Harriet Jacobs was born into slavery in North Carolina in 1813. She managed to free her two children, remain hidden in her own town for seven years (while a vicious owner relentlessly hunted her), escape to the free states, avoid capture after the Fugitive Slave Act was passed in 1850, make a living, start a school after the Civil War, and somewhere in there, to write a remarkable memoir. “Incidents in the Life of a Slave Girl” tells the chilling and inspiring account of her life. Here is an excerpt:
Pity me, and pardon me, O virtuous reader! You never knew what it is to be a slave; to be entirely unprotected by law or custom; to have the laws reduce you to the condition of chattel, entirely subject to the will of another. You never exhausted your ingenuity in avoiding the snares, and eluding the power of a hated tyrant; you never shuddered at the sound of his footsteps, and trembled within the hearing of his voice.
Ms. Jacobs was initially owned by a woman who promised to free her. As often happened, however, the promise was not made good, and Ms. Jacobs passed through the estate of her mistress to the testator’s three year old niece. The niece’s father was a lecher and harassed and pursued Harriet, until in a desperate bid for safety, she allied herself with a white neighbor. At 16, Ms. Jacobs bore that neighbor, Samuel Tredwell Sawyer, the first of their two children. He would go on to become a U.S. Congressman.
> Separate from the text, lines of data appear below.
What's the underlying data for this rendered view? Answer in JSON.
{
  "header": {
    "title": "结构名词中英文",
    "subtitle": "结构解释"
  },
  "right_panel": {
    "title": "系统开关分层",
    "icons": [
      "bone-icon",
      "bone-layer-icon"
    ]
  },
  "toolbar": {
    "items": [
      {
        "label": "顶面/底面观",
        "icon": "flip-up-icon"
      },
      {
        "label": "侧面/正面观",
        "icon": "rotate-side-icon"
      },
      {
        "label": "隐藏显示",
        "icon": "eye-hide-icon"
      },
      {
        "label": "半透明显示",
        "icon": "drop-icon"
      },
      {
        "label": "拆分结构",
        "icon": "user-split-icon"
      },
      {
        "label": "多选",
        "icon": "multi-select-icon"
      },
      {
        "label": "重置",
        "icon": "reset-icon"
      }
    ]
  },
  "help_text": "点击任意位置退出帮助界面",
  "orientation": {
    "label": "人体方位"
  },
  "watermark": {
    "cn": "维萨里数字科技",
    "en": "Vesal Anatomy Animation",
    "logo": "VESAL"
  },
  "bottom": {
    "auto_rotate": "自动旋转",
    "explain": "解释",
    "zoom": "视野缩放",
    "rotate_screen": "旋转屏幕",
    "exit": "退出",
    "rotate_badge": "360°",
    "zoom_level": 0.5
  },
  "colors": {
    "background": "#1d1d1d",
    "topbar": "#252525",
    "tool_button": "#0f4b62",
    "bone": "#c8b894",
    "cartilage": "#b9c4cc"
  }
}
Afraid that her children would be sold and sent away, or shipped off to a distant relative of her tormentor, Jacobs ran away, hoping that Sawyer would buy them. Through an agent, Sawyer did, though he did not free them as she had hoped. Jacobs hid in a garage and then the teeny garrison of her grandmother’s home for a total of seven years. She survived horrible cold and heat, invasive stinging bugs, and near loss of the use of her limbs from being cramped for so long. How she managed to survive defies understanding. Like many bondwomen with children, her concern and longing for those children seem instrumental in keeping her alive.
How she escapes, manages to arrange for the freeing of her children, and her encounters in the north are fascinating and important pieces of American history. This slave narrative is provocative, well-written, and horrifying.
Annette Gordon-Reed’s book on the Hemingses has been a great companion text to “Incidents”, particularly on the topic of the kinds of calculations and risks a bondwoman might make in allying herself with a powerful white man (in that case, Thomas Jefferson and Sally Hemings).
Just as I was finishing the memoir, I learned that Harriet Jacobs was buried in nearby Cambridge, Mass., in the Mt. Auburn Cemetery. Two weeks ago, K and I went to pay our respects. It was the only stone we saw that day with visible tokens of respect carefully placed on its upper edge. Three stones and a penny. Having forgotten to cut the irises that I meant to bring from my garden, I laid another coin above her name.
* The book spells ‘Harriet’ with one ‘t’. Obviously, her gravestone spells her name with two.